=== Section Start ===
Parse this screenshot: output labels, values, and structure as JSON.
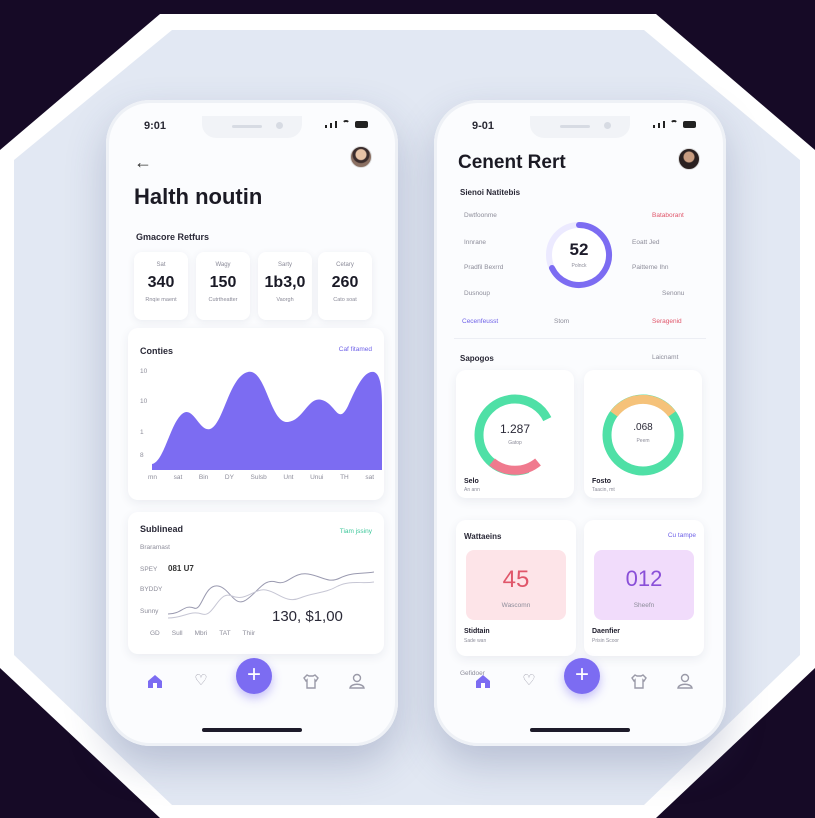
{
  "left": {
    "status_time": "9:01",
    "title": "Halth noutin",
    "stats_label": "Gmacore Retfurs",
    "stats": [
      {
        "label": "Sat",
        "value": "340",
        "sub": "Rnqie maent"
      },
      {
        "label": "Wagy",
        "value": "150",
        "sub": "Cutrtheatter"
      },
      {
        "label": "Sarty",
        "value": "1b3,0",
        "sub": "Vaorgh"
      },
      {
        "label": "Cetary",
        "value": "260",
        "sub": "Cato soat"
      }
    ],
    "calories": {
      "title": "Conties",
      "link": "Caf fitamed",
      "y_ticks": [
        "10",
        "10",
        "1",
        "8"
      ],
      "x_ticks": [
        "mn",
        "sat",
        "Bin",
        "DY",
        "Sulsb",
        "Unt",
        "Unui",
        "TH",
        "sat"
      ]
    },
    "sublined": {
      "title": "Sublinead",
      "link": "Tiam jssiny",
      "caption": "Braramast",
      "y_ticks": [
        "SPEY",
        "BYDDY",
        "Sunny"
      ],
      "reading": "081 U7",
      "big_value": "130, $1,00",
      "x_ticks": [
        "GD",
        "Sull",
        "Mbri",
        "TAT",
        "Thiir"
      ]
    }
  },
  "right": {
    "status_time": "9-01",
    "title": "Cenent Rert",
    "section1_label": "Sienoi Natitebis",
    "ring_value": "52",
    "ring_sub": "Polnck",
    "rows_left": [
      "Dwtfoonme",
      "Innrane",
      "Pradfil Bexrrd",
      "Dusnoup"
    ],
    "rows_right": [
      "Bataborant",
      "Eoatt   Jed",
      "Paitteme  Ihn",
      "Senonu"
    ],
    "bottom_left": "Cecenfeusst",
    "bottom_mid": "Stom",
    "bottom_right": "Seragenid",
    "section2_label": "Sapogos",
    "section2_link": "Laicnamt",
    "donuts": [
      {
        "value": "1.287",
        "sub": "Gatop",
        "caption": "Selo",
        "caption_sub": "An ann"
      },
      {
        "value": ".068",
        "sub": "Peem",
        "caption": "Fosto",
        "caption_sub": "Taacin, mt"
      }
    ],
    "section3_label": "Wattaeins",
    "section3_link": "Cu tampe",
    "tiles": [
      {
        "value": "45",
        "sub": "Wascomn",
        "caption": "Stidtain",
        "caption_sub": "Sade wan"
      },
      {
        "value": "012",
        "sub": "Sheefn",
        "caption": "Daenfier",
        "caption_sub": "Prisin Scoor"
      }
    ],
    "footer_peek": "Gefidoer"
  },
  "colors": {
    "accent": "#7c6cf2",
    "green": "#4fe0a6",
    "pink": "#f07a8e",
    "orange": "#f5c27a",
    "bg": "#160a26"
  },
  "icons": [
    "back-arrow-icon",
    "home-icon",
    "heart-icon",
    "plus-icon",
    "shirt-icon",
    "user-icon"
  ]
}
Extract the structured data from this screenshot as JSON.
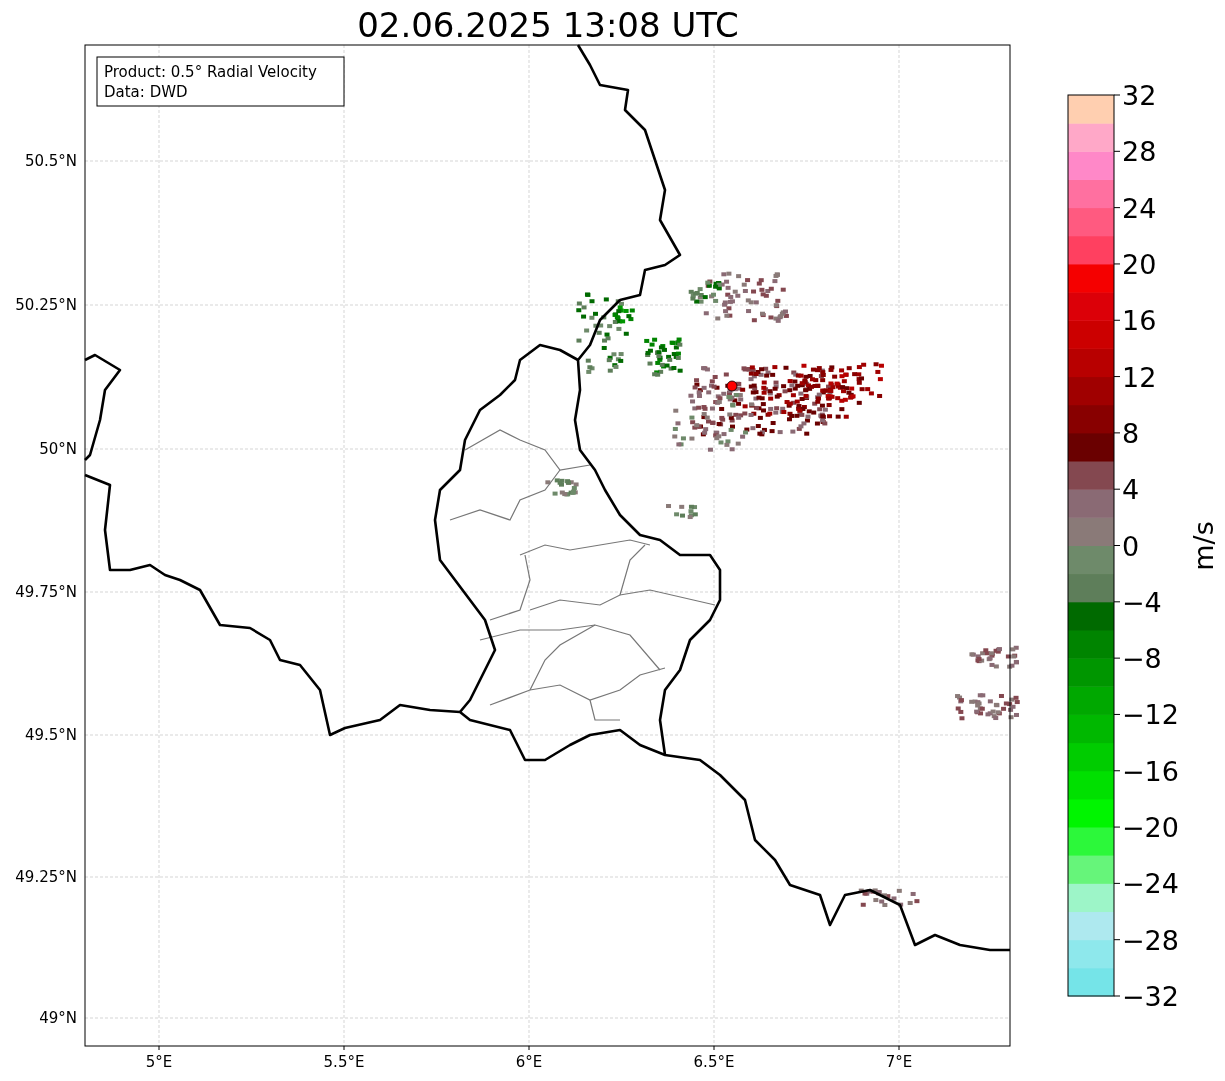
{
  "title": "02.06.2025 13:08 UTC",
  "info_box": [
    "Product: 0.5° Radial Velocity",
    "Data: DWD"
  ],
  "map": {
    "x_ticks": [
      "5°E",
      "5.5°E",
      "6°E",
      "6.5°E",
      "7°E"
    ],
    "y_ticks": [
      "50.5°N",
      "50.25°N",
      "50°N",
      "49.75°N",
      "49.5°N",
      "49.25°N",
      "49°N"
    ]
  },
  "colorbar": {
    "label": "m/s",
    "ticks": [
      "32",
      "28",
      "24",
      "20",
      "16",
      "12",
      "8",
      "4",
      "0",
      "−4",
      "−8",
      "−12",
      "−16",
      "−20",
      "−24",
      "−28",
      "−32"
    ],
    "bins": [
      {
        "color": "#75e4e8"
      },
      {
        "color": "#8ee8ec"
      },
      {
        "color": "#aee9ef"
      },
      {
        "color": "#9df5c8"
      },
      {
        "color": "#66f57a"
      },
      {
        "color": "#2cf83a"
      },
      {
        "color": "#00f500"
      },
      {
        "color": "#00e000"
      },
      {
        "color": "#00cc00"
      },
      {
        "color": "#00b800"
      },
      {
        "color": "#00a800"
      },
      {
        "color": "#009600"
      },
      {
        "color": "#008400"
      },
      {
        "color": "#006a00"
      },
      {
        "color": "#5e7e5a"
      },
      {
        "color": "#6e8a6a"
      },
      {
        "color": "#8a7a78"
      },
      {
        "color": "#8a6a74"
      },
      {
        "color": "#844850"
      },
      {
        "color": "#6a0000"
      },
      {
        "color": "#880000"
      },
      {
        "color": "#a00000"
      },
      {
        "color": "#b80000"
      },
      {
        "color": "#cc0000"
      },
      {
        "color": "#dc0008"
      },
      {
        "color": "#f50000"
      },
      {
        "color": "#ff4060"
      },
      {
        "color": "#ff5a80"
      },
      {
        "color": "#ff70a0"
      },
      {
        "color": "#ff88c8"
      },
      {
        "color": "#ffa8c8"
      },
      {
        "color": "#ffcfb0"
      }
    ]
  }
}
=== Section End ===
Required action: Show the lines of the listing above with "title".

Answer to this task:
    "title": "Halth noutin",
      "title": "Conties",
      "title": "Sublinead",
    "title": "Cenent Rert",
  "title": "02.06.2025 13:08 UTC",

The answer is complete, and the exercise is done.